In May 1949, the river that now draws bicycling families and margarita drinks leaped out of its then-brushy banks and swallowed much of west and central Fort Worth.
More than 10 inches of rain west and northwest of the city turned the Trinity River into a 14-block-wide sea of muck, killing 10 and forcing 13,000 from homes.
Old-timers still argue whether the flood reached what is now the first or second floor of what is now Montgomery Plaza, but for years the waterline was in plain view. Today’s West 7th shopping district, the Fort Worth Zoo and Colonial Country Club were all knee- to shoulder-deep in floodwaters.
“Fort Worth chose the month of May to have itself a major-league flood,” novelist Dan Jenkins wrote in his memoir “His Ownself,” adding that the water rose up the then-Montgomery Ward regional headquarters “even though the Montgomery Ward building was bigger than Waco.”
It was the Clear Fork’s third whack at Fort Worth, after damaging floods in 1908 and 1922. Finally, city leaders and the U.S. Army Corps of Engineers collaborated to build the system of lakes and levees that protects the central city today.
Residents of nearly new postwar homes in the Crestwood and Linwood neighborhoods west of downtown were forced to higher ground, along with residents of Greenway and Riverside east of downtown.
Gawkers stood on Camp Bowie Boulevard in what is now a sub shop parking lot, watching boats go through the busy intersection at University Drive.
Water stood 10 to 12 feet deep throughout today’s West Seventh Street shopping district.
The Star-Telegram account is chilling:
“Mrs. Jose Kent [an 80-year-old] was swept away by raging floodwaters early Tuesday morning near Baker’s Floral Shop on [South] University Drive in Forest Park.
“Her daughter, Mrs. Ira D. Adams, saw her mother carried away by the floodwaters as she clung to a ferris wheel” at a nearby carnival.
More than 2,000 evacuees found shelter in Will Rogers Coliseum, with more in the Stock Show cattle barns and in the gymnasium at what is now Naval Air Station Fort Worth.
One in 20 Fort Worth residents had to seek shelter.
Water service was out three days.
According to the book “Flash Floods in Texas,” a new water pump motor was rushed in from Indianapolis with a police escort through Missouri and Oklahoma.
The damage estimate was $15 million total, equivalent to $154 million today.
The floodwaters only involved the Clear Fork, which splits southwest toward Benbrook and Mary’s Creek toward a headwaters north of Weatherford. The West Fork rainfall was managed by the Eagle Mountaim Lake dam.

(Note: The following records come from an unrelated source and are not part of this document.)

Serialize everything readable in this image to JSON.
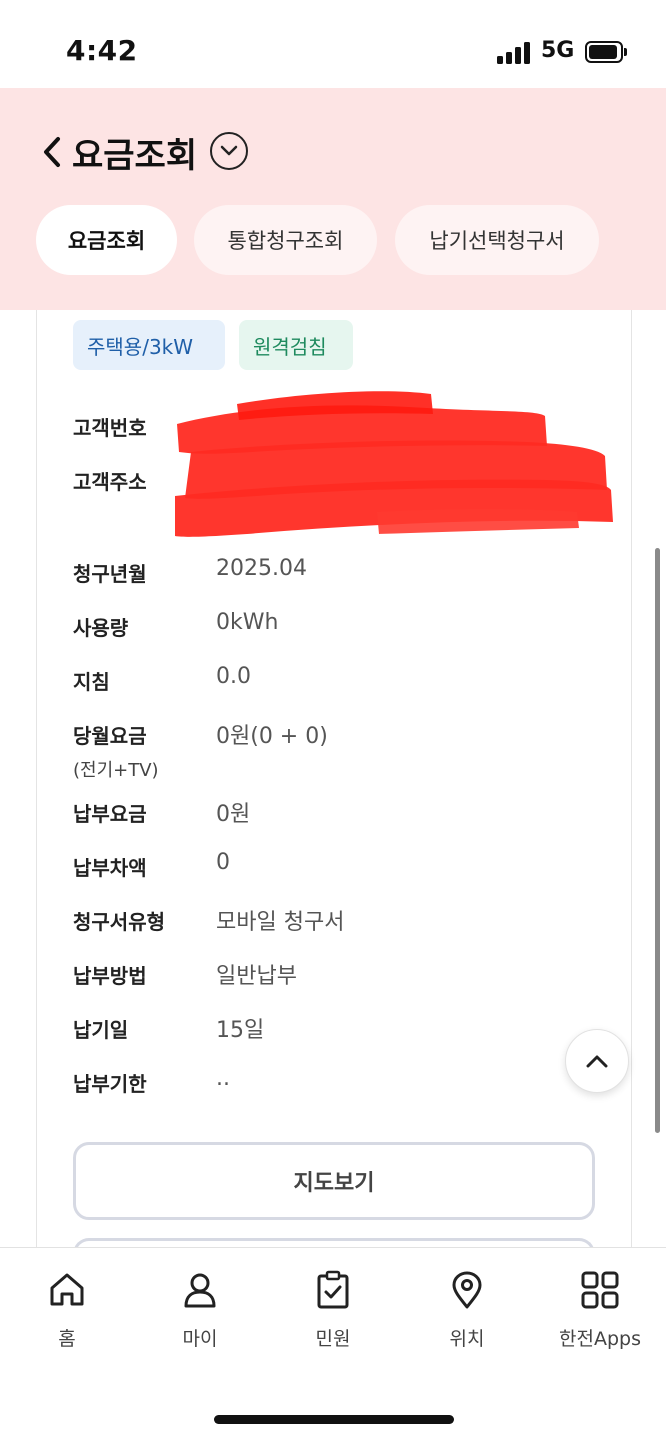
{
  "status_bar": {
    "time": "4:42",
    "network": "5G"
  },
  "header": {
    "title": "요금조회",
    "tabs": [
      {
        "label": "요금조회",
        "active": true
      },
      {
        "label": "통합청구조회",
        "active": false
      },
      {
        "label": "납기선택청구서",
        "active": false
      }
    ]
  },
  "tags": [
    "주택용/3kW",
    "원격검침"
  ],
  "customer": {
    "number_label": "고객번호",
    "address_label": "고객주소"
  },
  "details": [
    {
      "label": "청구년월",
      "value": "2025.04"
    },
    {
      "label": "사용량",
      "value": "0kWh"
    },
    {
      "label": "지침",
      "value": "0.0"
    },
    {
      "label": "당월요금",
      "sublabel": "(전기+TV)",
      "value": "0원(0 + 0)"
    },
    {
      "label": "납부요금",
      "value": "0원"
    },
    {
      "label": "납부차액",
      "value": "0"
    },
    {
      "label": "청구서유형",
      "value": "모바일 청구서"
    },
    {
      "label": "납부방법",
      "value": "일반납부"
    },
    {
      "label": "납기일",
      "value": "15일"
    },
    {
      "label": "납부기한",
      "value": ".."
    }
  ],
  "buttons": {
    "map_label": "지도보기"
  },
  "bottom_nav": [
    {
      "label": "홈",
      "icon": "home-icon"
    },
    {
      "label": "마이",
      "icon": "person-icon"
    },
    {
      "label": "민원",
      "icon": "clipboard-check-icon"
    },
    {
      "label": "위치",
      "icon": "location-pin-icon"
    },
    {
      "label": "한전Apps",
      "icon": "apps-grid-icon"
    }
  ],
  "colors": {
    "header_bg": "#fde4e4",
    "redaction": "#ff2b22",
    "tag_blue_bg": "#e6f0fb",
    "tag_blue_text": "#1f5fa8",
    "tag_green_bg": "#e6f6ef",
    "tag_green_text": "#1e8a5e"
  }
}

The weather forecast had called for “occasional showers.” But the same storm system had generated 5 inches of rain in Wichita Falls and Breckenridge, west of Fort Worth.
The Star-Telegram was careful to call it only the “second worst” flood in city history. A 1922 flood killed 13, but did only $1 million in damage.
The floods remain the worst disasters in the history of the city of Fort Worth.